    Lydia- I understand that this issue may seem trivial to you. More importantly, I appreciate the Advoc8te's points and if I were in that situation, my concerns would be different too. I'm in this situation and I love this neighborhood. From the first time I saw it: the bones of these old homes and corner store fronts, the alleys and carriage houses, the charm, the character, the detail and the quirks-- it's gorgeous to me and I feel lucky to be able to live here.
    I do not oppose developing the Hine space. The space is ripe for development but that doesn't mean that what goes there should overpower the area. What is developed can be smart, attractive, revenue generating, convenient. It can blend rather than dominate.

  • Remote

    K Kimball, you have some sense and you've got it right.

    There is a lack of such people, at least in my neighborhood. Maybe on Capitol Hill you have them.

  • the haudi aristocrat

    money and tax revenues and onward and upward out with the old and don't lie down in front of a moving steamroller.

    time for some authentic experience! mixed use! urban village! live where you work, play where you eat!

    it's big.

    then again, look at the macomb street giant et al.

    got juice?

  • cc

    What DC Preservation Watch said.

    If the building looked more like the Old Naval Hospital and the actual Eastern Market building, it would be fine, no matter the height. Right now it looks like Jenkins Row, blah, so no wonder everyone's against it.

    Architects, redesign the building so that it fits with the neighborhood, then you can get your height and retail space.

  • Whoa_now

    I posted earlier, and here are a few buildings that would match the Eastern Market style.
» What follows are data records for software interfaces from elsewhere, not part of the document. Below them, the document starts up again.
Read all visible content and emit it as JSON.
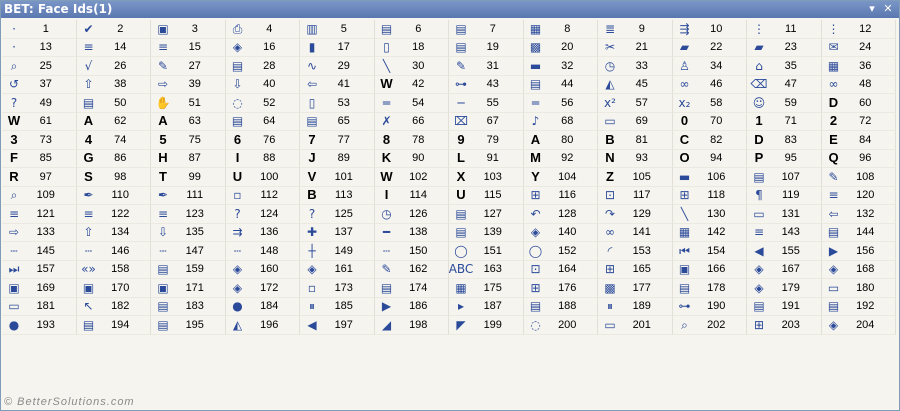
{
  "window": {
    "title": "BET: Face Ids(1)",
    "dropdown_glyph": "▾",
    "close_glyph": "✕"
  },
  "footer": "© BetterSolutions.com",
  "rows": [
    [
      {
        "i": "·",
        "n": "1"
      },
      {
        "i": "✔",
        "n": "2"
      },
      {
        "i": "▣",
        "n": "3"
      },
      {
        "i": "⎙",
        "n": "4"
      },
      {
        "i": "▥",
        "n": "5"
      },
      {
        "i": "▤",
        "n": "6"
      },
      {
        "i": "▤",
        "n": "7"
      },
      {
        "i": "▦",
        "n": "8"
      },
      {
        "i": "≣",
        "n": "9"
      },
      {
        "i": "⇶",
        "n": "10"
      },
      {
        "i": "⋮",
        "n": "11"
      },
      {
        "i": "⋮",
        "n": "12"
      }
    ],
    [
      {
        "i": "·",
        "n": "13"
      },
      {
        "i": "≡",
        "n": "14"
      },
      {
        "i": "≡",
        "n": "15"
      },
      {
        "i": "◈",
        "n": "16"
      },
      {
        "i": "▮",
        "n": "17"
      },
      {
        "i": "▯",
        "n": "18"
      },
      {
        "i": "▤",
        "n": "19"
      },
      {
        "i": "▩",
        "n": "20"
      },
      {
        "i": "✂",
        "n": "21"
      },
      {
        "i": "▰",
        "n": "22"
      },
      {
        "i": "▰",
        "n": "23"
      },
      {
        "i": "✉",
        "n": "24"
      }
    ],
    [
      {
        "i": "⌕",
        "n": "25"
      },
      {
        "i": "√",
        "n": "26"
      },
      {
        "i": "✎",
        "n": "27"
      },
      {
        "i": "▤",
        "n": "28"
      },
      {
        "i": "∿",
        "n": "29"
      },
      {
        "i": "╲",
        "n": "30"
      },
      {
        "i": "✎",
        "n": "31"
      },
      {
        "i": "▬",
        "n": "32"
      },
      {
        "i": "◷",
        "n": "33"
      },
      {
        "i": "♙",
        "n": "34"
      },
      {
        "i": "⌂",
        "n": "35"
      },
      {
        "i": "▦",
        "n": "36"
      }
    ],
    [
      {
        "i": "↺",
        "n": "37"
      },
      {
        "i": "⇧",
        "n": "38"
      },
      {
        "i": "⇨",
        "n": "39"
      },
      {
        "i": "⇩",
        "n": "40"
      },
      {
        "i": "⇦",
        "n": "41"
      },
      {
        "i": "W",
        "n": "42"
      },
      {
        "i": "⊶",
        "n": "43"
      },
      {
        "i": "▤",
        "n": "44"
      },
      {
        "i": "◭",
        "n": "45"
      },
      {
        "i": "∞",
        "n": "46"
      },
      {
        "i": "⌫",
        "n": "47"
      },
      {
        "i": "∞",
        "n": "48"
      }
    ],
    [
      {
        "i": "?",
        "n": "49"
      },
      {
        "i": "▤",
        "n": "50"
      },
      {
        "i": "✋",
        "n": "51"
      },
      {
        "i": "◌",
        "n": "52"
      },
      {
        "i": "▯",
        "n": "53"
      },
      {
        "i": "═",
        "n": "54"
      },
      {
        "i": "─",
        "n": "55"
      },
      {
        "i": "═",
        "n": "56"
      },
      {
        "i": "x²",
        "n": "57"
      },
      {
        "i": "x₂",
        "n": "58"
      },
      {
        "i": "☺",
        "n": "59"
      },
      {
        "i": "D",
        "n": "60"
      }
    ],
    [
      {
        "i": "W",
        "n": "61"
      },
      {
        "i": "A",
        "n": "62"
      },
      {
        "i": "A",
        "n": "63"
      },
      {
        "i": "▤",
        "n": "64"
      },
      {
        "i": "▤",
        "n": "65"
      },
      {
        "i": "✗",
        "n": "66"
      },
      {
        "i": "⌧",
        "n": "67"
      },
      {
        "i": "♪",
        "n": "68"
      },
      {
        "i": "▭",
        "n": "69"
      },
      {
        "i": "0",
        "n": "70"
      },
      {
        "i": "1",
        "n": "71"
      },
      {
        "i": "2",
        "n": "72"
      }
    ],
    [
      {
        "i": "3",
        "n": "73"
      },
      {
        "i": "4",
        "n": "74"
      },
      {
        "i": "5",
        "n": "75"
      },
      {
        "i": "6",
        "n": "76"
      },
      {
        "i": "7",
        "n": "77"
      },
      {
        "i": "8",
        "n": "78"
      },
      {
        "i": "9",
        "n": "79"
      },
      {
        "i": "A",
        "n": "80"
      },
      {
        "i": "B",
        "n": "81"
      },
      {
        "i": "C",
        "n": "82"
      },
      {
        "i": "D",
        "n": "83"
      },
      {
        "i": "E",
        "n": "84"
      }
    ],
    [
      {
        "i": "F",
        "n": "85"
      },
      {
        "i": "G",
        "n": "86"
      },
      {
        "i": "H",
        "n": "87"
      },
      {
        "i": "I",
        "n": "88"
      },
      {
        "i": "J",
        "n": "89"
      },
      {
        "i": "K",
        "n": "90"
      },
      {
        "i": "L",
        "n": "91"
      },
      {
        "i": "M",
        "n": "92"
      },
      {
        "i": "N",
        "n": "93"
      },
      {
        "i": "O",
        "n": "94"
      },
      {
        "i": "P",
        "n": "95"
      },
      {
        "i": "Q",
        "n": "96"
      }
    ],
    [
      {
        "i": "R",
        "n": "97"
      },
      {
        "i": "S",
        "n": "98"
      },
      {
        "i": "T",
        "n": "99"
      },
      {
        "i": "U",
        "n": "100"
      },
      {
        "i": "V",
        "n": "101"
      },
      {
        "i": "W",
        "n": "102"
      },
      {
        "i": "X",
        "n": "103"
      },
      {
        "i": "Y",
        "n": "104"
      },
      {
        "i": "Z",
        "n": "105"
      },
      {
        "i": "▬",
        "n": "106"
      },
      {
        "i": "▤",
        "n": "107"
      },
      {
        "i": "✎",
        "n": "108"
      }
    ],
    [
      {
        "i": "⌕",
        "n": "109"
      },
      {
        "i": "✒",
        "n": "110"
      },
      {
        "i": "✒",
        "n": "111"
      },
      {
        "i": "▫",
        "n": "112"
      },
      {
        "i": "B",
        "n": "113"
      },
      {
        "i": "I",
        "n": "114"
      },
      {
        "i": "U",
        "n": "115"
      },
      {
        "i": "⊞",
        "n": "116"
      },
      {
        "i": "⊡",
        "n": "117"
      },
      {
        "i": "⊞",
        "n": "118"
      },
      {
        "i": "¶",
        "n": "119"
      },
      {
        "i": "≡",
        "n": "120"
      }
    ],
    [
      {
        "i": "≡",
        "n": "121"
      },
      {
        "i": "≡",
        "n": "122"
      },
      {
        "i": "≡",
        "n": "123"
      },
      {
        "i": "?",
        "n": "124"
      },
      {
        "i": "?",
        "n": "125"
      },
      {
        "i": "◷",
        "n": "126"
      },
      {
        "i": "▤",
        "n": "127"
      },
      {
        "i": "↶",
        "n": "128"
      },
      {
        "i": "↷",
        "n": "129"
      },
      {
        "i": "╲",
        "n": "130"
      },
      {
        "i": "▭",
        "n": "131"
      },
      {
        "i": "⇦",
        "n": "132"
      }
    ],
    [
      {
        "i": "⇨",
        "n": "133"
      },
      {
        "i": "⇧",
        "n": "134"
      },
      {
        "i": "⇩",
        "n": "135"
      },
      {
        "i": "⇉",
        "n": "136"
      },
      {
        "i": "✚",
        "n": "137"
      },
      {
        "i": "━",
        "n": "138"
      },
      {
        "i": "▤",
        "n": "139"
      },
      {
        "i": "◈",
        "n": "140"
      },
      {
        "i": "∞",
        "n": "141"
      },
      {
        "i": "▦",
        "n": "142"
      },
      {
        "i": "≡",
        "n": "143"
      },
      {
        "i": "▤",
        "n": "144"
      }
    ],
    [
      {
        "i": "┄",
        "n": "145"
      },
      {
        "i": "┄",
        "n": "146"
      },
      {
        "i": "┄",
        "n": "147"
      },
      {
        "i": "┄",
        "n": "148"
      },
      {
        "i": "┼",
        "n": "149"
      },
      {
        "i": "┄",
        "n": "150"
      },
      {
        "i": "◯",
        "n": "151"
      },
      {
        "i": "◯",
        "n": "152"
      },
      {
        "i": "◜",
        "n": "153"
      },
      {
        "i": "⏮",
        "n": "154"
      },
      {
        "i": "◀",
        "n": "155"
      },
      {
        "i": "▶",
        "n": "156"
      }
    ],
    [
      {
        "i": "⏭",
        "n": "157"
      },
      {
        "i": "«»",
        "n": "158"
      },
      {
        "i": "▤",
        "n": "159"
      },
      {
        "i": "◈",
        "n": "160"
      },
      {
        "i": "◈",
        "n": "161"
      },
      {
        "i": "✎",
        "n": "162"
      },
      {
        "i": "ABC",
        "n": "163"
      },
      {
        "i": "⊡",
        "n": "164"
      },
      {
        "i": "⊞",
        "n": "165"
      },
      {
        "i": "▣",
        "n": "166"
      },
      {
        "i": "◈",
        "n": "167"
      },
      {
        "i": "◈",
        "n": "168"
      }
    ],
    [
      {
        "i": "▣",
        "n": "169"
      },
      {
        "i": "▣",
        "n": "170"
      },
      {
        "i": "▣",
        "n": "171"
      },
      {
        "i": "◈",
        "n": "172"
      },
      {
        "i": "▫",
        "n": "173"
      },
      {
        "i": "▤",
        "n": "174"
      },
      {
        "i": "▦",
        "n": "175"
      },
      {
        "i": "⊞",
        "n": "176"
      },
      {
        "i": "▩",
        "n": "177"
      },
      {
        "i": "▤",
        "n": "178"
      },
      {
        "i": "◈",
        "n": "179"
      },
      {
        "i": "▭",
        "n": "180"
      }
    ],
    [
      {
        "i": "▭",
        "n": "181"
      },
      {
        "i": "↖",
        "n": "182"
      },
      {
        "i": "▤",
        "n": "183"
      },
      {
        "i": "●",
        "n": "184"
      },
      {
        "i": "⏸",
        "n": "185"
      },
      {
        "i": "▶",
        "n": "186"
      },
      {
        "i": "▸",
        "n": "187"
      },
      {
        "i": "▤",
        "n": "188"
      },
      {
        "i": "⏸",
        "n": "189"
      },
      {
        "i": "⊶",
        "n": "190"
      },
      {
        "i": "▤",
        "n": "191"
      },
      {
        "i": "▤",
        "n": "192"
      }
    ],
    [
      {
        "i": "●",
        "n": "193"
      },
      {
        "i": "▤",
        "n": "194"
      },
      {
        "i": "▤",
        "n": "195"
      },
      {
        "i": "◭",
        "n": "196"
      },
      {
        "i": "◀",
        "n": "197"
      },
      {
        "i": "◢",
        "n": "198"
      },
      {
        "i": "◤",
        "n": "199"
      },
      {
        "i": "◌",
        "n": "200"
      },
      {
        "i": "▭",
        "n": "201"
      },
      {
        "i": "⌕",
        "n": "202"
      },
      {
        "i": "⊞",
        "n": "203"
      },
      {
        "i": "◈",
        "n": "204"
      }
    ]
  ]
}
I'm no architect, but I think these pics is what the architect should try and replicate. The view from Penn/once getting off the metro is the ugliest. Its actually terrible. the view from 8th is eh...and the view from the mkt isn't that bad...but not great either. I have no problem with the height in any area..or the suggested parking. Myself and neighbors are going to have to realize that parking will forever be a nightmare on weekends..thats what makes living here great. I don't touch my car on the weekends, I walk everwhere. anyhow pics below. picture them in red brick.




    stagger hieghts, make it look like multiple buildings and I think it would go better. Honestly the Penn side of the Hines project is terrible.

  • H Street Landlord

    I would love to see more density and height here. Prime location across from a metro stop, great neighborhood.

  • Rosina

    Well, I guess I am a NIMBY and proud of it.
    I can see why people are freaking out if this is the type of reporting done on their issues. I mean, Lydia did start off calling names. Sounds a little biased to me.

    Without arguing how ugly the building is (which actually sounds like we all agree on THAT lol) or the size, let's agree to disagree on that, because it is a bit big with a giant lack of public space.

    How about we talk about JUST the numbers. From the math I did it looks like the land WAS worth around $44.7 million BEFORE the zoning commission upsized it to double the height. And it looks like the developer is paying around $21.8 Mil.

    AND DC is footing the bill for destruction of Hine and some of the construction of the new buildings. Wow.

    I WISH I got sweet deals like this. Oh dear NIMBY haters is it OK with you for me to be upset about this deal?

    Too bad you didn't bother to research the issue and add any facts to it. For shame.

  • Former Hine Student

    All of DC residents who bleed DC and not just them #$%^&* who live on capitol hill should be ashamed of ourselves.... We let people decide what we need in DC instead of us telling what we need.... They closed almost every school down in DC and u all didnt say anything.... I hope like hell that the bldg is so tall, and so ugly that it makes yall sick to your stomaches and i hope the bldg is high enough for us to see it south east lol.... Oh yeah no matter how much yall dont want to associate yourselves with SE, It will forever be on your addresses and not capitol hill lmao....